We arrived in the desert city of Ica late on Monday night. Our bus had taken us south along the Pan-American highway over 5 hours from Lima. When we finally got to the Casa Girasoles, all the boys were sleeping. Only the night cuidadors (caretakers) and house parents were awake to welcome us.
It was a long day. Having left the city of Urubamba in the Sacred Valley and our other Casa Girasoles in the early hours of the morning to drive the almost two hours to the Cusco airport and our flight to Lima, we’d been on the road all day. We spoke with the house parents for a short period and planned our time together for the following day; but, some 19-hours into our day, we were exhausted and headed to bed.
I was up early the next morning, eager to see some of the children and get a quick run before we ventured into a full day of meetings. One of the first boys I saw, I’ll call him Roberto, came to the house in December. He is nine years old and terribly small and severely delayed. Roberto possess an eagerness to connect and always hugs me with great intensity every time I see him. Roberto comes from a very traumatic background. He was found wandering the streets of this desert city of almost 300,000, disheveled, covered in bug bites and without pants. I was happy to see little Roberto and assumed he was getting ready for school, so I hugged him and headed out to exercise.
When I returned from my run, I came back to the dining room to find a dozen or so boys finishing their chores and settling into a morning of watching television and completing school activities. I asked the house parents why the children were not in school. They told me the boys are so delayed in their education, the public schools will not allow them into the classrooms.
This group, boys ranging in age from 8 to 16, are all 4-6 years behind in their schooling. One boy, 12 years old, has never attended school and would be enrolled in the first grade if permitted to attend. Another is so developmentally and cognitively delayed, the schools have little to offer him. The house parents are working hard to matriculate the children into a special school that meets on Saturday and Sunday afternoons and will help them work toward a general equivalency degree. This is a big challenge and represents a huge impediment to a better life.
When we decided to take over the Casa Girasoles homes in Ica and the Sacred Valley of Cusco, we did so with a deep understanding of the responsibility and extensive experience working with the boys at the homes.
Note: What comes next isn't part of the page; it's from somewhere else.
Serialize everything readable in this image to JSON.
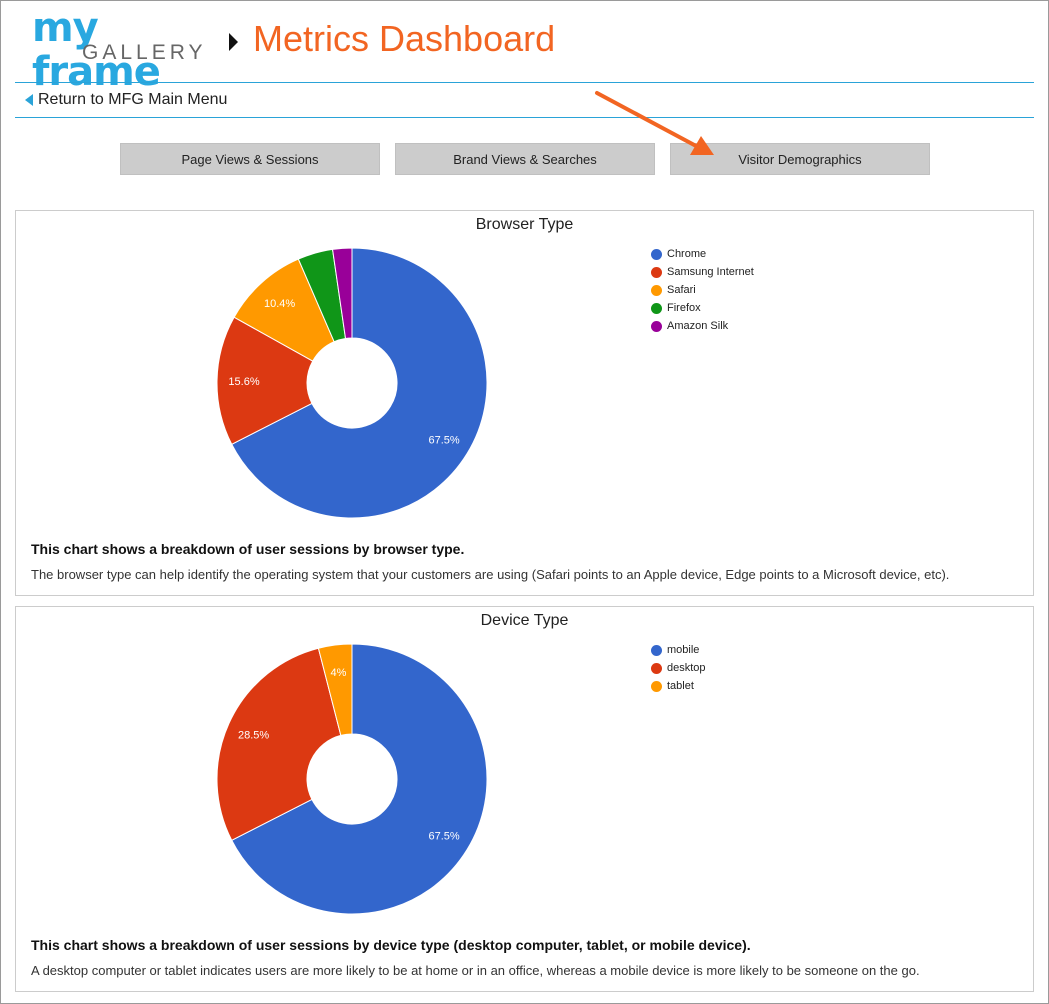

Before taking over the operations of the homes, we had over 20-years involvement with the children.
However, standing in the dining room the other morning and seeing how many of the boys are in such complex circumstances, the true impact of our work finally hit me. Whereas before, we were guests in the homes and our responsibility for the future of the children was limited. Now, we are fully responsible for helping over 60 boys build the lives they deserve. We are now responsible for all aspects of their growth and development. It hit me hard. Not in a way that had me question our decision – no, it strongly hit me with a great sense of gratitude. It is such a tremendous honor to support the boys at the Casa Girasoles. Standing in the room, I was deeply humbled.
We know this will not be an easy task. We are so grateful for the many supporters who have come together to help us build futures for the Girasoles. We know it will take a village.
We are not an organization to overly promote our successes. It is, however, the time of the year when NGOs report back to their donors. And, we want to report on the ways your donations and support have built bridges.
2018 was a big year for Health Bridges. It was the year we formalized our operations and solidified our programming. It was also the year we received grant funding to finally bring our founder and Executive Director, Dr. Wayne Centrone, on to a salaried position. Please join us in celebrating 2018 and the many ways your generous support has changed lives and built bridges of collaboration.
In keeping with our commitment to maximize donor contributions for programs and projects, we do not print our Donor Impact Report. Rather, you can check out the 2018 Health Bridges Donor Impact Report on the HBI website (https://www.hbint.org/donor-impact-report-2018.html) – and thank you very much for all your dedication and commitment to the work.
The HBI Blog is a rotating journal from our staff. Our Blog is a series of messages from the field, insights from our work, and lessons in service.